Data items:

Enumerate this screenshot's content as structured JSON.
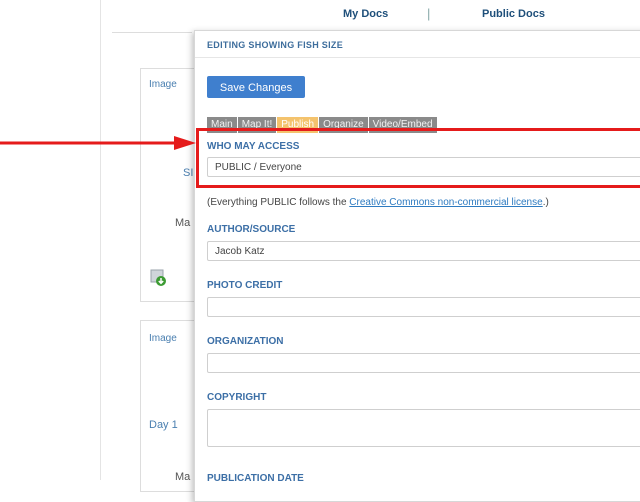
{
  "topnav": {
    "my_docs": "My Docs",
    "separator": "|",
    "public_docs": "Public Docs"
  },
  "background_cards": [
    {
      "label": "Image",
      "fragments": [
        "SI",
        "Ma"
      ]
    },
    {
      "label": "Image",
      "fragments": [
        "Day 1",
        "Ma"
      ]
    }
  ],
  "modal": {
    "title": "EDITING SHOWING FISH SIZE",
    "save_label": "Save Changes",
    "tabs": [
      {
        "label": "Main",
        "active": false
      },
      {
        "label": "Map It!",
        "active": false
      },
      {
        "label": "Publish",
        "active": true
      },
      {
        "label": "Organize",
        "active": false
      },
      {
        "label": "Video/Embed",
        "active": false
      }
    ],
    "fields": {
      "access": {
        "label": "WHO MAY ACCESS",
        "value": "PUBLIC / Everyone"
      },
      "note_prefix": "(Everything PUBLIC follows the ",
      "note_link": "Creative Commons non-commercial license",
      "note_suffix": ".)",
      "author": {
        "label": "AUTHOR/SOURCE",
        "value": "Jacob Katz"
      },
      "photo_credit": {
        "label": "PHOTO CREDIT",
        "value": ""
      },
      "organization": {
        "label": "ORGANIZATION",
        "value": ""
      },
      "copyright": {
        "label": "COPYRIGHT",
        "value": ""
      },
      "publication_date": {
        "label": "PUBLICATION DATE"
      }
    }
  },
  "colors": {
    "accent": "#3f7fce",
    "active_tab": "#f4c36d",
    "highlight": "#e51b1b"
  },
  "icons": {
    "download": "download-icon",
    "arrow": "red-arrow-icon"
  }
}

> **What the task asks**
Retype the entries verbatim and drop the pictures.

> **Result of this task**
Enumerate this screenshot's content as structured JSON.
{
  "topnav": {
    "my_docs": "My Docs",
    "separator": "|",
    "public_docs": "Public Docs"
  },
  "background_cards": [
    {
      "label": "Image",
      "fragments": [
        "SI",
        "Ma"
      ]
    },
    {
      "label": "Image",
      "fragments": [
        "Day 1",
        "Ma"
      ]
    }
  ],
  "modal": {
    "title": "EDITING SHOWING FISH SIZE",
    "save_label": "Save Changes",
    "tabs": [
      {
        "label": "Main",
        "active": false
      },
      {
        "label": "Map It!",
        "active": false
      },
      {
        "label": "Publish",
        "active": true
      },
      {
        "label": "Organize",
        "active": false
      },
      {
        "label": "Video/Embed",
        "active": false
      }
    ],
    "fields": {
      "access": {
        "label": "WHO MAY ACCESS",
        "value": "PUBLIC / Everyone"
      },
      "note_prefix": "(Everything PUBLIC follows the ",
      "note_link": "Creative Commons non-commercial license",
      "note_suffix": ".)",
      "author": {
        "label": "AUTHOR/SOURCE",
        "value": "Jacob Katz"
      },
      "photo_credit": {
        "label": "PHOTO CREDIT",
        "value": ""
      },
      "organization": {
        "label": "ORGANIZATION",
        "value": ""
      },
      "copyright": {
        "label": "COPYRIGHT",
        "value": ""
      },
      "publication_date": {
        "label": "PUBLICATION DATE"
      }
    }
  },
  "colors": {
    "accent": "#3f7fce",
    "active_tab": "#f4c36d",
    "highlight": "#e51b1b"
  },
  "icons": {
    "download": "download-icon",
    "arrow": "red-arrow-icon"
  }
}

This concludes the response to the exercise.